### Data to process

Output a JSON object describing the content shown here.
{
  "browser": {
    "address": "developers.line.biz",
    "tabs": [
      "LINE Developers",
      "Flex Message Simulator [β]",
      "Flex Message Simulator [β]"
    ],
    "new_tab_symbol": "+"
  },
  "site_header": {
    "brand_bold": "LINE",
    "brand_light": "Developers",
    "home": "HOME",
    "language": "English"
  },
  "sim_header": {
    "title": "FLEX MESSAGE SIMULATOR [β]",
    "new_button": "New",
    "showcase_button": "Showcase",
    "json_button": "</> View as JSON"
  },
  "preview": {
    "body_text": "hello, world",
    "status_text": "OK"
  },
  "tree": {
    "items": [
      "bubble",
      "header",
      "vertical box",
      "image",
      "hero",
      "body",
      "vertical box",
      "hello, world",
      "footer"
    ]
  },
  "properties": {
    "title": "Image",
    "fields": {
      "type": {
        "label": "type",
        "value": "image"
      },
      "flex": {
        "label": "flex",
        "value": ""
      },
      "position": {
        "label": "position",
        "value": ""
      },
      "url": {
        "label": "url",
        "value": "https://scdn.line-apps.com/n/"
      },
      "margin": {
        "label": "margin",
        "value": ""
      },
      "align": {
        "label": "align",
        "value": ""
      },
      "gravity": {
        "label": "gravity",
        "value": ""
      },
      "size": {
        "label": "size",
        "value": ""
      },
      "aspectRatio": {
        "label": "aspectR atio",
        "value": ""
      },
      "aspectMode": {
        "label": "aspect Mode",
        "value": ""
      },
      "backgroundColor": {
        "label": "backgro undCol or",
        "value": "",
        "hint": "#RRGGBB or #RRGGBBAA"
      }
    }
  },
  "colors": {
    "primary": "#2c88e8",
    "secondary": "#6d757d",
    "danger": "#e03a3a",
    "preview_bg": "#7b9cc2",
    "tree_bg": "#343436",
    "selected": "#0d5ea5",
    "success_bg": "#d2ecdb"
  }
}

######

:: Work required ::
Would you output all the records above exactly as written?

:: Solved problem ::
Output a JSON object describing the content shown here.
{
  "browser": {
    "address": "developers.line.biz",
    "tabs": [
      "LINE Developers",
      "Flex Message Simulator [β]",
      "Flex Message Simulator [β]"
    ],
    "new_tab_symbol": "+"
  },
  "site_header": {
    "brand_bold": "LINE",
    "brand_light": "Developers",
    "home": "HOME",
    "language": "English"
  },
  "sim_header": {
    "title": "FLEX MESSAGE SIMULATOR [β]",
    "new_button": "New",
    "showcase_button": "Showcase",
    "json_button": "</> View as JSON"
  },
  "preview": {
    "body_text": "hello, world",
    "status_text": "OK"
  },
  "tree": {
    "items": [
      "bubble",
      "header",
      "vertical box",
      "image",
      "hero",
      "body",
      "vertical box",
      "hello, world",
      "footer"
    ]
  },
  "properties": {
    "title": "Image",
    "fields": {
      "type": {
        "label": "type",
        "value": "image"
      },
      "flex": {
        "label": "flex",
        "value": ""
      },
      "position": {
        "label": "position",
        "value": ""
      },
      "url": {
        "label": "url",
        "value": "https://scdn.line-apps.com/n/"
      },
      "margin": {
        "label": "margin",
        "value": ""
      },
      "align": {
        "label": "align",
        "value": ""
      },
      "gravity": {
        "label": "gravity",
        "value": ""
      },
      "size": {
        "label": "size",
        "value": ""
      },
      "aspectRatio": {
        "label": "aspectR atio",
        "value": ""
      },
      "aspectMode": {
        "label": "aspect Mode",
        "value": ""
      },
      "backgroundColor": {
        "label": "backgro undCol or",
        "value": "",
        "hint": "#RRGGBB or #RRGGBBAA"
      }
    }
  },
  "colors": {
    "primary": "#2c88e8",
    "secondary": "#6d757d",
    "danger": "#e03a3a",
    "preview_bg": "#7b9cc2",
    "tree_bg": "#343436",
    "selected": "#0d5ea5",
    "success_bg": "#d2ecdb"
  }
}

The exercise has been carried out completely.